- **About this task**
Return every line of the entries that includes the word "phosphate".

(Entries supplied begins)

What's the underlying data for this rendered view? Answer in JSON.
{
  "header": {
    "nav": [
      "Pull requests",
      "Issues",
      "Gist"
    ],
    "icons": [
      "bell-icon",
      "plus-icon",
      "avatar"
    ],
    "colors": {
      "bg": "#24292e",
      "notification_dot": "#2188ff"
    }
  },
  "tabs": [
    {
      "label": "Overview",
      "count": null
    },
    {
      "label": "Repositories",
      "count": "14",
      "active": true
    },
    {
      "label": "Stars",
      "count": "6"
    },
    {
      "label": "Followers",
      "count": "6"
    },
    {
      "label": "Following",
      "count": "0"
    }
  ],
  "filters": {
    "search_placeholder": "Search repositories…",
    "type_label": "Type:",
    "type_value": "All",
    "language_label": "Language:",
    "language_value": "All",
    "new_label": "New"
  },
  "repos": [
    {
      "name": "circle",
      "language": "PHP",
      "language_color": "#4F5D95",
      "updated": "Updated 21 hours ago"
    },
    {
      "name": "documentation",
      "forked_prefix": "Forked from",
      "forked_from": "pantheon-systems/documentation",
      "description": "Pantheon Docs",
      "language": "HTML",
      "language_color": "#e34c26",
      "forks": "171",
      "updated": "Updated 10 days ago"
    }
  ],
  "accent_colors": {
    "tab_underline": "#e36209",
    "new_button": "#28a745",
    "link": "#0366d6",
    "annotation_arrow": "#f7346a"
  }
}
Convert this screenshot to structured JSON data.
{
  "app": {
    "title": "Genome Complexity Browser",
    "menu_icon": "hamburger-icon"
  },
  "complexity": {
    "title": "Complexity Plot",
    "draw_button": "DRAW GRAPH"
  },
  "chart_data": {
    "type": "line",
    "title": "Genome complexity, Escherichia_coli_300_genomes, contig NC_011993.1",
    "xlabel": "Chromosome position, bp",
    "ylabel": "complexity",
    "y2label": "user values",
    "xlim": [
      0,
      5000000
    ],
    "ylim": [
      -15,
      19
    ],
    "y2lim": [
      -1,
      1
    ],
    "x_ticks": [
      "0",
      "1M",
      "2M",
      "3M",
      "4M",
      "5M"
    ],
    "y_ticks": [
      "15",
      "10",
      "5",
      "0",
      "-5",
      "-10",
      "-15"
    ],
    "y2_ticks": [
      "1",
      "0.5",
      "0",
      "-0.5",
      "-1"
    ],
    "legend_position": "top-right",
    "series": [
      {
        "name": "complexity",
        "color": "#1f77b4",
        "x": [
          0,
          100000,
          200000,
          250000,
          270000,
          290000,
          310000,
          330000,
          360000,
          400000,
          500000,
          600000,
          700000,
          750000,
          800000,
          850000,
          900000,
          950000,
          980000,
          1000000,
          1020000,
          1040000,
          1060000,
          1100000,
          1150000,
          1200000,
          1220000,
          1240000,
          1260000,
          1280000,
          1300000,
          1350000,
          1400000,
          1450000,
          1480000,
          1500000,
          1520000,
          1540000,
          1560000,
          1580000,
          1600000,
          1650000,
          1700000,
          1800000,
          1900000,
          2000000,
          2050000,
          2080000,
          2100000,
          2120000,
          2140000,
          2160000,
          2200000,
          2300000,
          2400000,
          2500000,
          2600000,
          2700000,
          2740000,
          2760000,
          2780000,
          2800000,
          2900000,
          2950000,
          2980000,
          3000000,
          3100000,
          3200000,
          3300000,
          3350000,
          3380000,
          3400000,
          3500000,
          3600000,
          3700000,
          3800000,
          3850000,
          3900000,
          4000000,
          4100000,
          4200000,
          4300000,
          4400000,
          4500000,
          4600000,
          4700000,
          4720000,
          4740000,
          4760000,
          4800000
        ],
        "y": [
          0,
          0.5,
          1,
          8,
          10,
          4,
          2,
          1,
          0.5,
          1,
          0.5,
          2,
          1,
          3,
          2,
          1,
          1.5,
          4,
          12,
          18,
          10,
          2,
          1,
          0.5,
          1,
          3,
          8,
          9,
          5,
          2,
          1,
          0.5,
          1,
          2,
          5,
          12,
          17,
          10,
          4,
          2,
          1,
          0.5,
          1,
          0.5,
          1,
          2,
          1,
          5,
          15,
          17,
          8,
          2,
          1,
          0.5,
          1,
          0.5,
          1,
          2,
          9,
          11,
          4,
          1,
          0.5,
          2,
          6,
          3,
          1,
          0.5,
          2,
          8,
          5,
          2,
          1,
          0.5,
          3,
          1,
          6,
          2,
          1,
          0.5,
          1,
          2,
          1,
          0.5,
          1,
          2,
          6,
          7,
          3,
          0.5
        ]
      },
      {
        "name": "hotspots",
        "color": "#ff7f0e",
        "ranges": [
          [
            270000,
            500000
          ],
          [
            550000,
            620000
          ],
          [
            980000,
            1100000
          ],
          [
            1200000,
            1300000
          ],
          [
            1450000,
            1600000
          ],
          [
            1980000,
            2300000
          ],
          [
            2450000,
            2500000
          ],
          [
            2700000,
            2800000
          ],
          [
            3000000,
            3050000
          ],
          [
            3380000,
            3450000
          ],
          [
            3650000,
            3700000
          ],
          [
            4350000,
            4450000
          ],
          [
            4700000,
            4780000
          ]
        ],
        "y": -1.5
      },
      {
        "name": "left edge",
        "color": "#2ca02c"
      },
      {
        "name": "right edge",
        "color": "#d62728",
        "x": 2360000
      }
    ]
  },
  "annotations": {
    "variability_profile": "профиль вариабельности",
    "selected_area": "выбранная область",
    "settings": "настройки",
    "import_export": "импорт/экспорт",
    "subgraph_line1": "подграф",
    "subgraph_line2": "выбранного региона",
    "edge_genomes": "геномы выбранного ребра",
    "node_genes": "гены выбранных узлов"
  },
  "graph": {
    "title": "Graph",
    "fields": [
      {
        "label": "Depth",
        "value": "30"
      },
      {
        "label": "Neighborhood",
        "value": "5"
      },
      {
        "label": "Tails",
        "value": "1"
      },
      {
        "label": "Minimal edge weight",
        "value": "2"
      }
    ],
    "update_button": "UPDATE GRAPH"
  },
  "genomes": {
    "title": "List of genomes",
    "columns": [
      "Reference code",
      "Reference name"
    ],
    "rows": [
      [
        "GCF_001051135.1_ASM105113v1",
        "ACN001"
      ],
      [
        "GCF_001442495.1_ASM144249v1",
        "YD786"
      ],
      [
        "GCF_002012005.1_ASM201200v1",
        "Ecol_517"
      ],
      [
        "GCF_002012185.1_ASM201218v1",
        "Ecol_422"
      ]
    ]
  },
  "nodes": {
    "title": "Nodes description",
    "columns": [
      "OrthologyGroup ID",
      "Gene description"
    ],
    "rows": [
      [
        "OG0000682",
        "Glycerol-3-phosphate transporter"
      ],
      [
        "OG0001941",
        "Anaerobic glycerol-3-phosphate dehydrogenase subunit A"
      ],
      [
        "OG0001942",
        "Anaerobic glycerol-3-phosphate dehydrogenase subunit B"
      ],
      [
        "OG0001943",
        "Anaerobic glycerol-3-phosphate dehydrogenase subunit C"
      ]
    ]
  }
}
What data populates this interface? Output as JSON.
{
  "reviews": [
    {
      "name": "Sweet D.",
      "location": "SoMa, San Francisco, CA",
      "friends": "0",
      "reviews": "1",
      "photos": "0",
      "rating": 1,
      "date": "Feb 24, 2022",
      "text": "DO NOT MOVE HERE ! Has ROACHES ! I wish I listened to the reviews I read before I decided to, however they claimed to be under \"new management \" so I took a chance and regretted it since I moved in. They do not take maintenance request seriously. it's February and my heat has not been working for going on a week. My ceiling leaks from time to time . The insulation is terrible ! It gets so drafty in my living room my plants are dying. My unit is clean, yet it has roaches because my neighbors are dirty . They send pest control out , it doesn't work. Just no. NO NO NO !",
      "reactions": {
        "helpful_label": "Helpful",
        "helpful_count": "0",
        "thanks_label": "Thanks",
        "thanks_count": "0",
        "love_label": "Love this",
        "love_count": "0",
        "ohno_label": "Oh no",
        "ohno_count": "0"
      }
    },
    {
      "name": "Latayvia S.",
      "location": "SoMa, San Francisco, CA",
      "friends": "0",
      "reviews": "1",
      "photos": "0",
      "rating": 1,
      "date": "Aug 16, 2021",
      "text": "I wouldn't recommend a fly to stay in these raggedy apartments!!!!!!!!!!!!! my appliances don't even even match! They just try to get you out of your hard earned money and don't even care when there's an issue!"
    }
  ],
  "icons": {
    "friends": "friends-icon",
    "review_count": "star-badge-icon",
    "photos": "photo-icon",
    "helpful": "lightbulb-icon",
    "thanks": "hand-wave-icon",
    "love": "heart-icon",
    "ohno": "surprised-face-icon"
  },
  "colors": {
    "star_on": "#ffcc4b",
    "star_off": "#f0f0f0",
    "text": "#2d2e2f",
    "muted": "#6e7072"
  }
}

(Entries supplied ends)

- **Expected answer**
        "Glycerol-3-phosphate transporter"
        "Anaerobic glycerol-3-phosphate dehydrogenase subunit A"
        "Anaerobic glycerol-3-phosphate dehydrogenase subunit B"
        "Anaerobic glycerol-3-phosphate dehydrogenase subunit C"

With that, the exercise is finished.